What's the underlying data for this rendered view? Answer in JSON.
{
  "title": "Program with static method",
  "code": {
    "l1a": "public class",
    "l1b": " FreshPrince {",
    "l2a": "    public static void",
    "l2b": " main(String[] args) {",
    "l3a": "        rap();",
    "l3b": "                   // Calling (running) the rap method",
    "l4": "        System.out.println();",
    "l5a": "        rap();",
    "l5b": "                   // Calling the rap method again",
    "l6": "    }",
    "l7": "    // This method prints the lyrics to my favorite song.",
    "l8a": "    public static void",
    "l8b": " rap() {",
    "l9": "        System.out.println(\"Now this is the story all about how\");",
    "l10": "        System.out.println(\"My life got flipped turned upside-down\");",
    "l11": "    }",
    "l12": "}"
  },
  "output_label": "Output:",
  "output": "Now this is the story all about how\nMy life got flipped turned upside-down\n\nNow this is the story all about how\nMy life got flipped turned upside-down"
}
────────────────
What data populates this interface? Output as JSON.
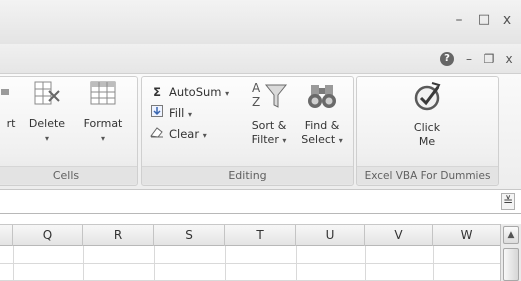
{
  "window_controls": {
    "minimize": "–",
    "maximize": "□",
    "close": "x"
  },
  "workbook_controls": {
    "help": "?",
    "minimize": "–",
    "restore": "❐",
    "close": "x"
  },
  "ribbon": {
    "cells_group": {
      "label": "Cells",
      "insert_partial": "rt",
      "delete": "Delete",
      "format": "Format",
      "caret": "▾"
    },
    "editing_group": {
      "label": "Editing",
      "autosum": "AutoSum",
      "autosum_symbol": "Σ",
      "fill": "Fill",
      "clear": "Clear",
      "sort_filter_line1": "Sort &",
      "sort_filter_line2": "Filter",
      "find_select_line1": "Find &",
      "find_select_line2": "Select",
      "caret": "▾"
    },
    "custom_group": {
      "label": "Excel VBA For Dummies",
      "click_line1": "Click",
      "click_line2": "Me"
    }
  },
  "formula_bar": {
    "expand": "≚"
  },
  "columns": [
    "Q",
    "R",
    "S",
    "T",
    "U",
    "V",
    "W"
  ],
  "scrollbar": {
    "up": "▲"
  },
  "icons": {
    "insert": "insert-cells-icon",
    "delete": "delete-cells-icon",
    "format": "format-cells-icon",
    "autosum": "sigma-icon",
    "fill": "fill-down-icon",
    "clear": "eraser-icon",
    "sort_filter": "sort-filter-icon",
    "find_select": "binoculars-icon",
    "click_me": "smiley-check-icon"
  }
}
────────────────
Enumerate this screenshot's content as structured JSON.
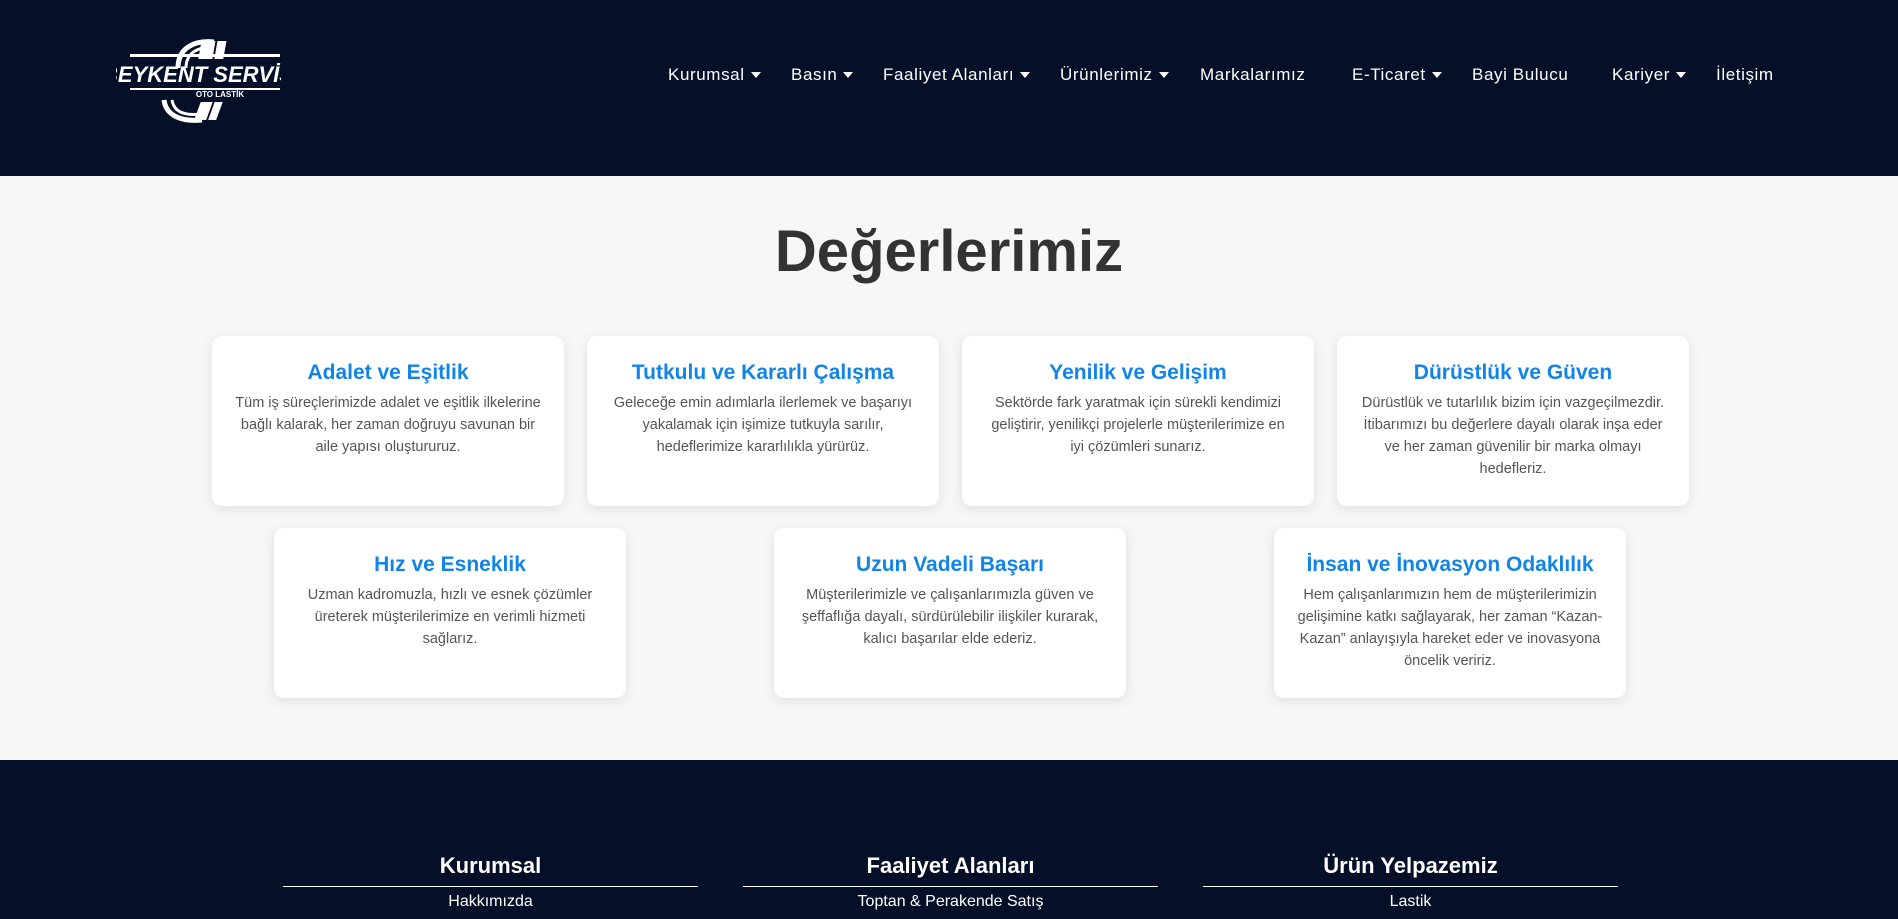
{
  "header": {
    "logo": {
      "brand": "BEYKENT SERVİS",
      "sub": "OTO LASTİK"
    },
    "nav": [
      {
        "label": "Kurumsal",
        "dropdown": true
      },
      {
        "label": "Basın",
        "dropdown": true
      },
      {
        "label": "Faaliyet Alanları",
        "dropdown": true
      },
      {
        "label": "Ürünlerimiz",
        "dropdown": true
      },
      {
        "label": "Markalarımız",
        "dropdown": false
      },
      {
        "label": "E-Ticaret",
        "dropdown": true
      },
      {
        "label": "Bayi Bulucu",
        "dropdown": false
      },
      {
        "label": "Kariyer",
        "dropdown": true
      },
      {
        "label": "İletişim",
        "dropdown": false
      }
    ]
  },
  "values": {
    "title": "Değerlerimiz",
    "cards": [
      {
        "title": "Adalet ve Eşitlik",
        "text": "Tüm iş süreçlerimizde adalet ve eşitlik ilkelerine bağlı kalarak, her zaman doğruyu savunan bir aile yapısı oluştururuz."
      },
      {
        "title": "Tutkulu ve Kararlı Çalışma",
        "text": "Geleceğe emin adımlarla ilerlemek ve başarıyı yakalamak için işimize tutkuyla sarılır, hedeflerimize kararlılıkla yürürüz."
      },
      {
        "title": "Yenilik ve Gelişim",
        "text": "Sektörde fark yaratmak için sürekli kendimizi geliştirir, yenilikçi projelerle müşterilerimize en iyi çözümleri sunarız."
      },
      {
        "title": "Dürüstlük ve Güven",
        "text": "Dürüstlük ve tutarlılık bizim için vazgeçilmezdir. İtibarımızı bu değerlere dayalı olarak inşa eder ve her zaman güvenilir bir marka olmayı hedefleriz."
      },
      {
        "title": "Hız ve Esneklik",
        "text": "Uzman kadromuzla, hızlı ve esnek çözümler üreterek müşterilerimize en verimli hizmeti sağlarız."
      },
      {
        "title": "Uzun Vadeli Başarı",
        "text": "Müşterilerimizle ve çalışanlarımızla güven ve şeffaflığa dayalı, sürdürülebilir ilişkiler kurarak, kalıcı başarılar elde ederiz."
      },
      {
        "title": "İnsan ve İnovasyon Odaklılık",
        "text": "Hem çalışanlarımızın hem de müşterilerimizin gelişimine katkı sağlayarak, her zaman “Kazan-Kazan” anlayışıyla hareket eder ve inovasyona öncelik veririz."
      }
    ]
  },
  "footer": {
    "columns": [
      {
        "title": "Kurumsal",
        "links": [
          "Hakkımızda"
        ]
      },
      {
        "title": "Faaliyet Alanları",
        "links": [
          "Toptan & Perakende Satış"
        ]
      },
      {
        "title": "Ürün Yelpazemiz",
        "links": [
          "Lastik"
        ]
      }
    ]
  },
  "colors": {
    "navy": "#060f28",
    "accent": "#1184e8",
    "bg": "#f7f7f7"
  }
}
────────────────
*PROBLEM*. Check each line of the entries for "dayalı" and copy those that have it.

*EXERCISE OUTPUT*.
        "text": "Dürüstlük ve tutarlılık bizim için vazgeçilmezdir. İtibarımızı bu değerlere dayalı olarak inşa eder ve her zaman güvenilir bir marka olmayı hedefleriz."
        "text": "Müşterilerimizle ve çalışanlarımızla güven ve şeffaflığa dayalı, sürdürülebilir ilişkiler kurarak, kalıcı başarılar elde ederiz."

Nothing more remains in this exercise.